┌────────
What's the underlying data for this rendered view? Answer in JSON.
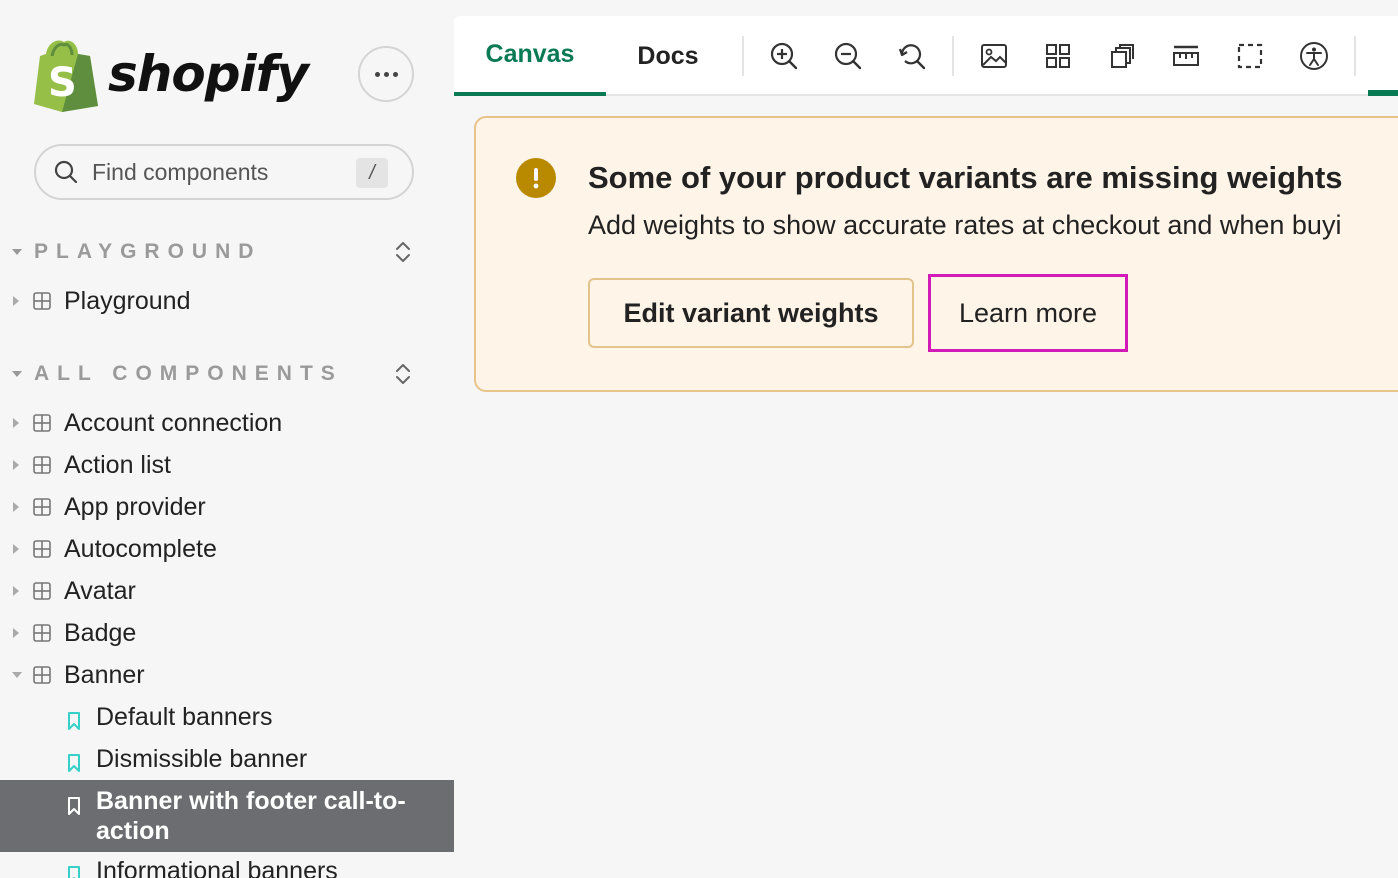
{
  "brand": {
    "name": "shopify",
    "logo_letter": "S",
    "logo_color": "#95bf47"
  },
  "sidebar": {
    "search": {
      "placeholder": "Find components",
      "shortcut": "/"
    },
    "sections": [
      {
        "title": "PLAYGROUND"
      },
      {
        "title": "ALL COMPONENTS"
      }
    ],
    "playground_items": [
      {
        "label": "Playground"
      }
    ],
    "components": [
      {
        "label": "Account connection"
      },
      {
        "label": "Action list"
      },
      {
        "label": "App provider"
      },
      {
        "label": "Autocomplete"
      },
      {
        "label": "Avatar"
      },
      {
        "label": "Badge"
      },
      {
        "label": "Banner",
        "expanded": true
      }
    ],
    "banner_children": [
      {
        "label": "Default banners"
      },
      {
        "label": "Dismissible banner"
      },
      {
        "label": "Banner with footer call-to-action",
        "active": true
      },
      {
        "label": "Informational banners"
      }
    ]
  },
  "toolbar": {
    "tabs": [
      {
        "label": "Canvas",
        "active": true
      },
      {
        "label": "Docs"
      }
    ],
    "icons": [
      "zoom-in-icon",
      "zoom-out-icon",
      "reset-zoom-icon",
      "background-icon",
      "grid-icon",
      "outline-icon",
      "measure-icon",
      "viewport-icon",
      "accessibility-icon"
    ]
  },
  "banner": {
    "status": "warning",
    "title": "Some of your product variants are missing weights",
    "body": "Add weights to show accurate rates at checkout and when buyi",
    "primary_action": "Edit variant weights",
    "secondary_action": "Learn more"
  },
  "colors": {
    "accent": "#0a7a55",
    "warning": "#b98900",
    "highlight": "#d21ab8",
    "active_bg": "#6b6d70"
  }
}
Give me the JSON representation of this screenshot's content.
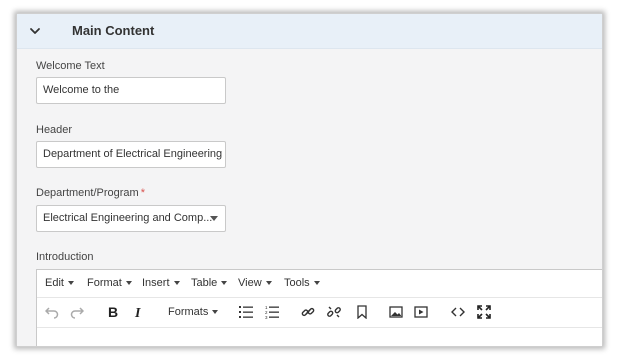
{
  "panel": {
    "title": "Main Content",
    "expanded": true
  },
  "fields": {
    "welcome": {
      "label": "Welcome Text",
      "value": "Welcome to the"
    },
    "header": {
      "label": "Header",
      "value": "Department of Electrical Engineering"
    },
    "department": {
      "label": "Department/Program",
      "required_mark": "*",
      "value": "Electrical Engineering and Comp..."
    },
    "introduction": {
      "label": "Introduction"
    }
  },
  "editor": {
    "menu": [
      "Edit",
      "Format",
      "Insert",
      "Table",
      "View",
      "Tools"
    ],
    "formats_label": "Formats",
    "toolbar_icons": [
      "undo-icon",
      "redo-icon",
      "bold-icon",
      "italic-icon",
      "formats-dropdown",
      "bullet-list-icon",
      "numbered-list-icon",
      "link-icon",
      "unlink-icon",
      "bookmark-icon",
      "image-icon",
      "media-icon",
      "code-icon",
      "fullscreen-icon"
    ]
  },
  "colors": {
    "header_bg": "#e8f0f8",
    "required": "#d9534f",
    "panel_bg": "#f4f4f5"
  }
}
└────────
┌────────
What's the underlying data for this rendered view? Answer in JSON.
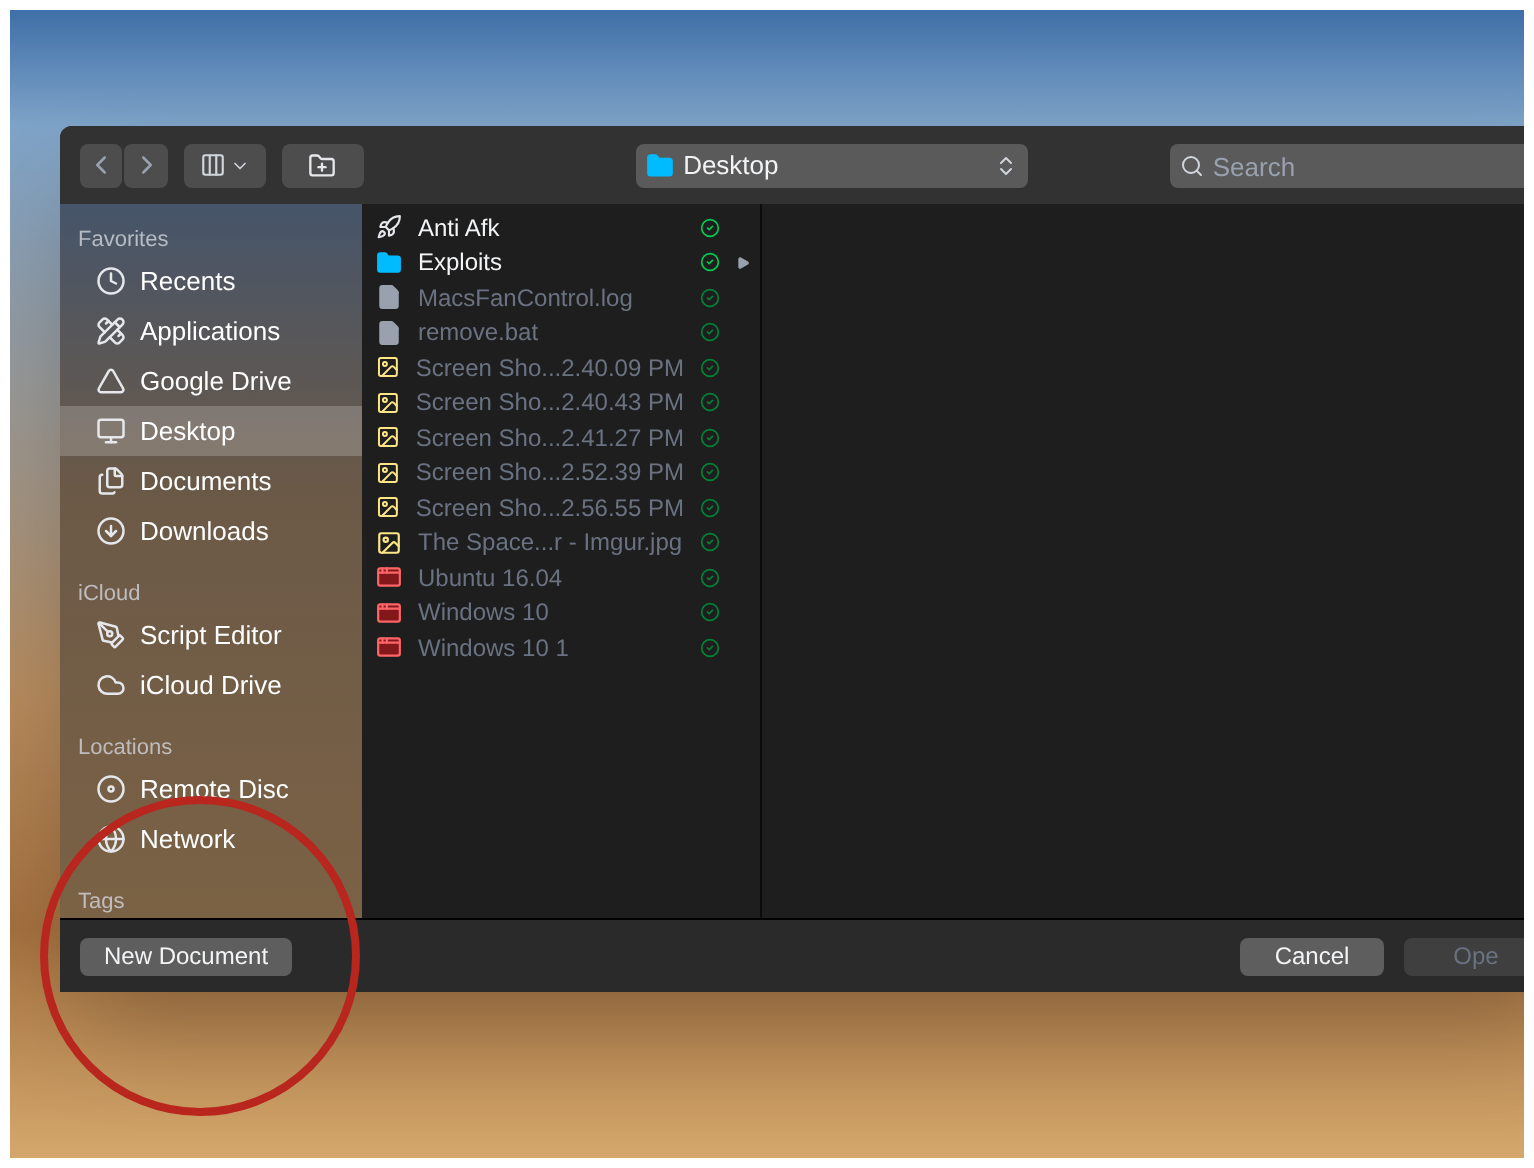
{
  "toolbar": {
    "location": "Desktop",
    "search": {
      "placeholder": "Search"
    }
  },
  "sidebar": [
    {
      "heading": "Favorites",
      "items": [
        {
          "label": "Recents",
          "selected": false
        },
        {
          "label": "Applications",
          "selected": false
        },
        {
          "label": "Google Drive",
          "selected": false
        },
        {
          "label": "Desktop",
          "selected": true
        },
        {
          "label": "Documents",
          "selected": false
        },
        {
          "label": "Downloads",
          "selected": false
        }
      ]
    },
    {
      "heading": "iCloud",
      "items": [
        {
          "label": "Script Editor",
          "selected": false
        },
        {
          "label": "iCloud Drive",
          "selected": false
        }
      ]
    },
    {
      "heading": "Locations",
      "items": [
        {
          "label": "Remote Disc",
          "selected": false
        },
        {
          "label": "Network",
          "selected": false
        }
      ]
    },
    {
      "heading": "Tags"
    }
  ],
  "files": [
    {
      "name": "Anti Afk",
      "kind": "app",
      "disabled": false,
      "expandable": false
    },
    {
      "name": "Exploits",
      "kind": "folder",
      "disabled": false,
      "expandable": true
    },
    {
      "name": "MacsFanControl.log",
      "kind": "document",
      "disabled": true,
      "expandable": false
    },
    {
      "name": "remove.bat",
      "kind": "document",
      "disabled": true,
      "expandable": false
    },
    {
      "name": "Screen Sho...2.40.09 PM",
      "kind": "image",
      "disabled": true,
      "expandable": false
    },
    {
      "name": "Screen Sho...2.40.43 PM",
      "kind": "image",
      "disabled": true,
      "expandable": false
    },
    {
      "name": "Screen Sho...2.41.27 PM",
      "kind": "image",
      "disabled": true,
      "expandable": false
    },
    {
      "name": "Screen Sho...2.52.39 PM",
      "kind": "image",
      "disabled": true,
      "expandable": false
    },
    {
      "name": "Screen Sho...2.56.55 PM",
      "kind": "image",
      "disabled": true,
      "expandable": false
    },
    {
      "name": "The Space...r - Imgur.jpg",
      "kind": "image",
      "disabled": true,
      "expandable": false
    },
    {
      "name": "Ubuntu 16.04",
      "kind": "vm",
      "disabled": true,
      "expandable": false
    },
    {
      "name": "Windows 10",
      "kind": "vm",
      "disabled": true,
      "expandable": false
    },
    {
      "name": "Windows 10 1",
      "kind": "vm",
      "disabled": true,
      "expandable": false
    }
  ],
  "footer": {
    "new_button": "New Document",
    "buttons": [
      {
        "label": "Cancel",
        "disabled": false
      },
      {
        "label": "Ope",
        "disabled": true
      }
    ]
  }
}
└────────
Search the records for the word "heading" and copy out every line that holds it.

      "heading": "Favorites",
      "heading": "iCloud",
      "heading": "Locations",
      "heading": "Tags"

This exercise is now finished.